I rode my BMW R1200RT to the New Mexico annual BMW motorcycle rally last weekend and had the privilege of meeting Jeffrey Polnaja. Jeffrey, from Java, Indonesia, has been riding his GS BMW motorcycle around the world on a Ride for Peace. He is into his 78th country and 52nd riding month and has, he figures, around 24 months more to go to cover the rest of the western U.S., Central and South America, New Zealand and Australia. He has only taken a break once — when his bike was stolen (with all his possessions) in Amsterdam in a plaza in front of a police station. To replace it he had to buy another in Indonesia where the customs duty doubles the price of the bike to around US$45,000. He got a break and only had to pay $30,000. He also used the waiting time to write a book about the southern Asia, North Africa and Western Europe part of his journey. He hopes the book will one day be translated into English.
Since he began his journey Jeffrey has learned how to repair the elemental mechanics of the bike, learned how to use his small helmet and chest-mounted cameras as well as a large Nikon, gotten really good in making slide shows and movies with his laptop computer and, incredibly, learned how to speak passable English.
The impetus for this huge undertaking began when he and his family were watching the awful events of September 11, 2001 on Indonesian television. His young son asked him why someone, someone who was Muslim as Jeffrey and his family are, would do this terrible thing. After trying to explain to his son the nature of evil his son asked him why he did not do something to stop such evil.
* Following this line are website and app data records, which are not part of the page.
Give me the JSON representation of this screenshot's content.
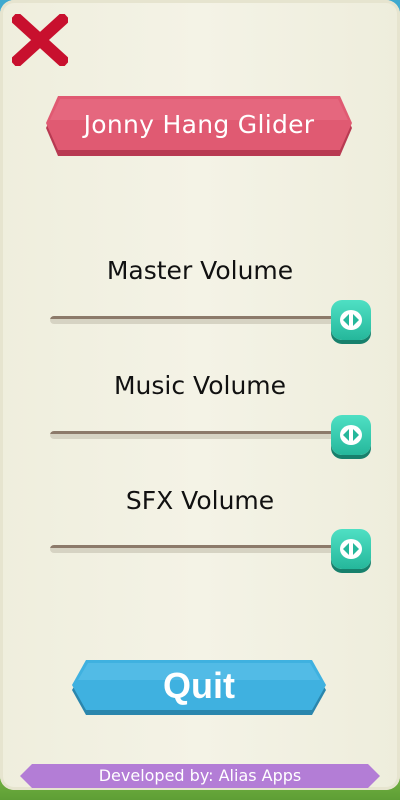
{
  "title": "Jonny Hang Glider",
  "close_icon": "close-icon",
  "sliders": [
    {
      "label": "Master Volume",
      "level": 1.0
    },
    {
      "label": "Music Volume",
      "level": 1.0
    },
    {
      "label": "SFX Volume",
      "level": 1.0
    }
  ],
  "quit_label": "Quit",
  "footer": "Developed by: Alias Apps",
  "colors": {
    "title_banner": "#e05a72",
    "quit_button": "#3fb1e0",
    "slider_knob": "#3fd4b6",
    "footer_banner": "#b37dd6",
    "close_icon": "#c8102e"
  }
}
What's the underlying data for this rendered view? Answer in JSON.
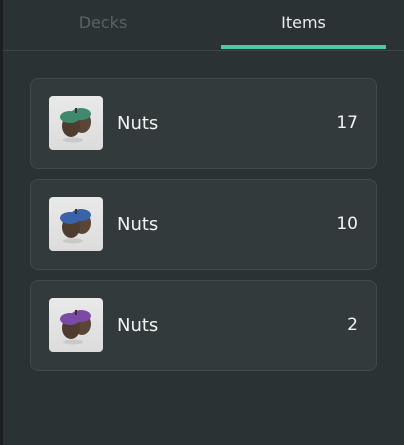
{
  "tabs": [
    {
      "label": "Decks",
      "active": false
    },
    {
      "label": "Items",
      "active": true
    }
  ],
  "accent_color": "#4fc6a4",
  "items": [
    {
      "name": "Nuts",
      "count": "17",
      "icon": "acorn-icon",
      "cap_color": "#3f8a6e"
    },
    {
      "name": "Nuts",
      "count": "10",
      "icon": "acorn-icon",
      "cap_color": "#3a62a8"
    },
    {
      "name": "Nuts",
      "count": "2",
      "icon": "acorn-icon",
      "cap_color": "#7a4aa6"
    }
  ]
}
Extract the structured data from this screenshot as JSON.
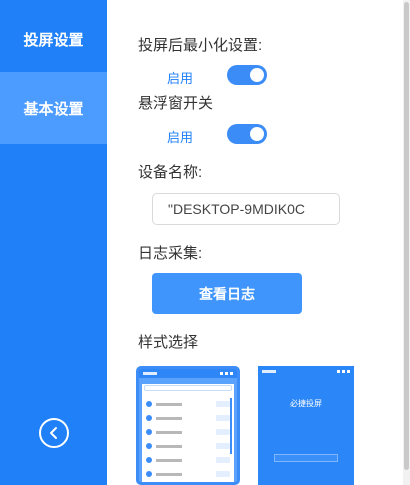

Like most of us, Jeffrey asked his son what could he, a simple small businessman in Bandung Province with no special skills, do? His son asked why he couldn’t ride around the world taking the message of Peace. Unlike most of us, Jeffrey decided to do just that. He sold his business (rubber parts for motorcycles) and in April 2006 began his international journey.
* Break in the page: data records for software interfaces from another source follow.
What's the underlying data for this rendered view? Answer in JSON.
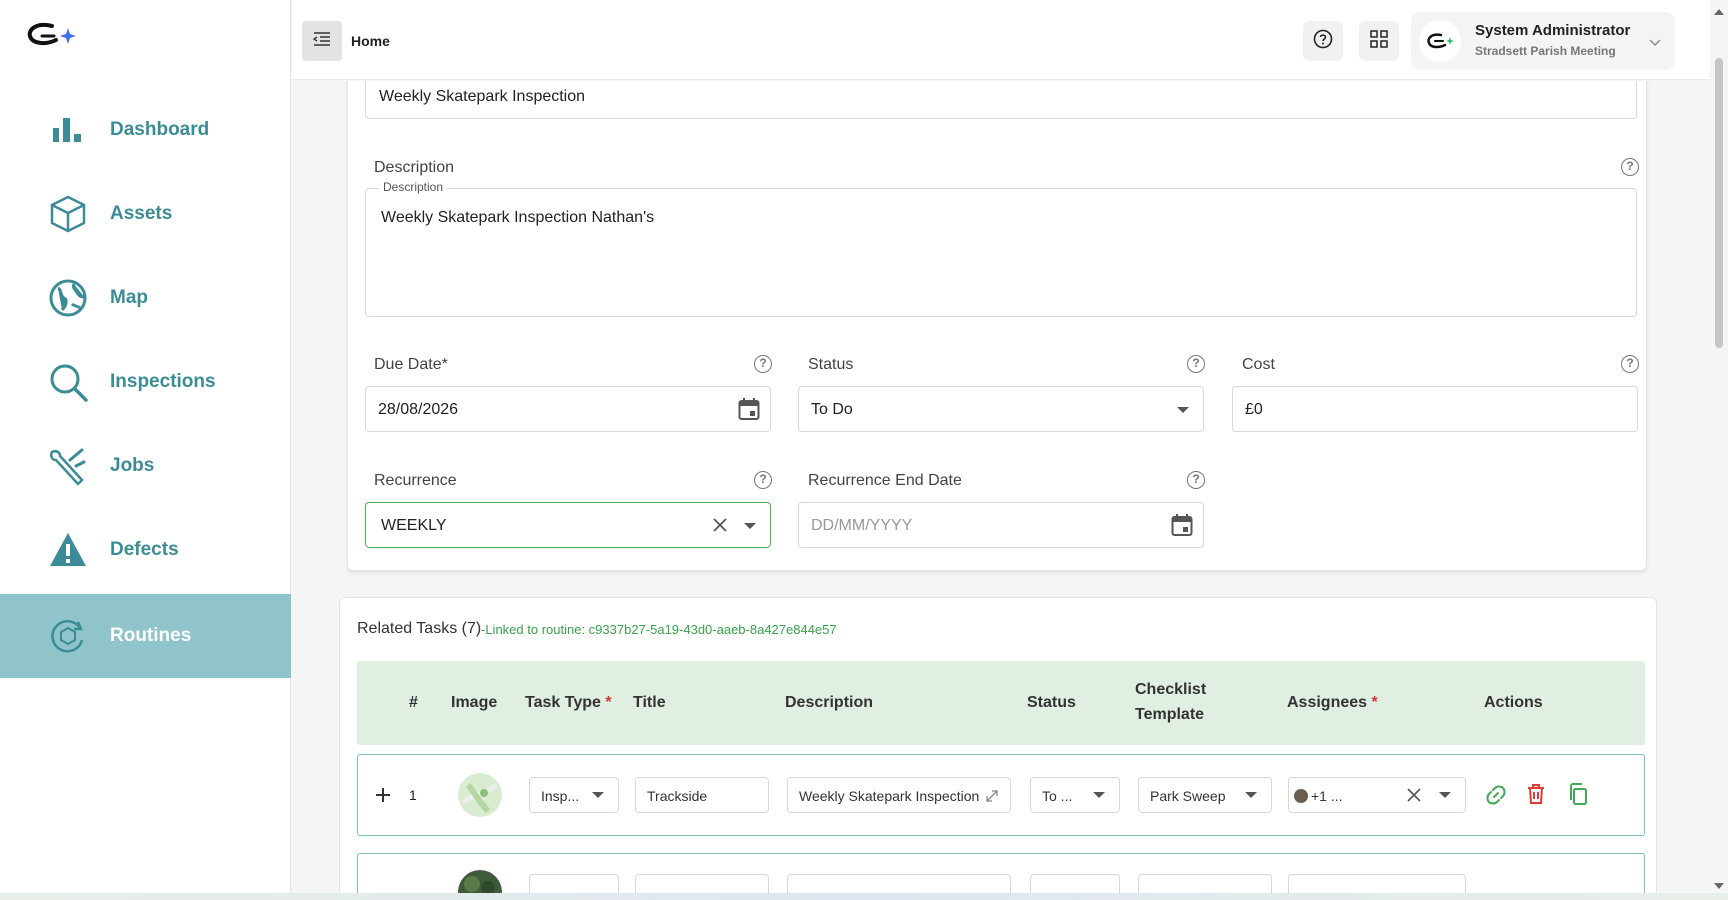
{
  "sidebar": {
    "items": [
      {
        "label": "Dashboard",
        "icon": "bar-chart-icon"
      },
      {
        "label": "Assets",
        "icon": "cube-icon"
      },
      {
        "label": "Map",
        "icon": "globe-icon"
      },
      {
        "label": "Inspections",
        "icon": "magnifier-icon"
      },
      {
        "label": "Jobs",
        "icon": "tools-icon"
      },
      {
        "label": "Defects",
        "icon": "warning-icon"
      },
      {
        "label": "Routines",
        "icon": "routine-cycle-icon",
        "active": true
      }
    ]
  },
  "header": {
    "breadcrumb": "Home",
    "user": {
      "name": "System Administrator",
      "org": "Stradsett Parish Meeting"
    }
  },
  "form": {
    "title_value": "Weekly Skatepark Inspection",
    "description_label": "Description",
    "description_legend": "Description",
    "description_value": "Weekly Skatepark Inspection Nathan's",
    "due_date_label": "Due Date*",
    "due_date_value": "28/08/2026",
    "status_label": "Status",
    "status_value": "To Do",
    "cost_label": "Cost",
    "cost_value": "£0",
    "recurrence_label": "Recurrence",
    "recurrence_value": "WEEKLY",
    "recurrence_end_label": "Recurrence End Date",
    "recurrence_end_placeholder": "DD/MM/YYYY"
  },
  "related_tasks": {
    "title": "Related Tasks (7)",
    "link": "-Linked to routine: c9337b27-5a19-43d0-aaeb-8a427e844e57",
    "columns": [
      "#",
      "Image",
      "Task Type",
      "Title",
      "Description",
      "Status",
      "Checklist",
      "Template",
      "Assignees",
      "Actions"
    ],
    "rows": [
      {
        "num": "1",
        "task_type": "Insp...",
        "title": "Trackside",
        "description": "Weekly Skatepark Inspection",
        "status": "To ...",
        "checklist": "Park Sweep",
        "assignees": "+1 ..."
      }
    ]
  },
  "colors": {
    "accent": "#3c8c98",
    "active_nav": "#8fc4cb",
    "link_green": "#3aa24a",
    "table_head": "#e1efe2",
    "danger": "#e53935"
  }
}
“I am just a rider, but I hope to see peace in the world. I hope (politicians) will make peace part of their policy.”
Jeffrey’s ready smile, gentle spirit and iron-tough will (he would add his belief in god) have kept him in the saddle though events that would stop many, maybe most, riders. I think just the official international border paperwork and petty theft would rob most of us of our sense that we can make a difference.
He has been shot at in South Asia and hit by a drunk driver in Baluchistan. The hit-and-run collision damaged his bike, destroyed his navigation system and cracked his right wrist (he has a great photo of buzzards flying overhead after this accident when he awoke the next morning lost in the roadless desert). He had to negotiate to be allowed to cross the Khyber Pass into war-torn Afghanistan and required armed escort for part of his ride there. He had motorcycle mounted, heavily armed, gendarmeries flank him across Algeria and was charged only $30 for a $3000 per night hotel room in Dubai. He was hit by a truck driver in Kazakhstan with crushing wounds to his left leg. The doctors said he would need a month in bed before putting weight on it. Jeffrey decided to try the healing meditations monks in Tibet had taught him. After eight days he thought his leg felt better and asked the doctors if he could go. They checked his leg and the fracture had healed — he was released to continue his ride.
Here’s hoping his ride has an impact on as many people, in as many places, as possible.
Ride Safe, Jeffrey.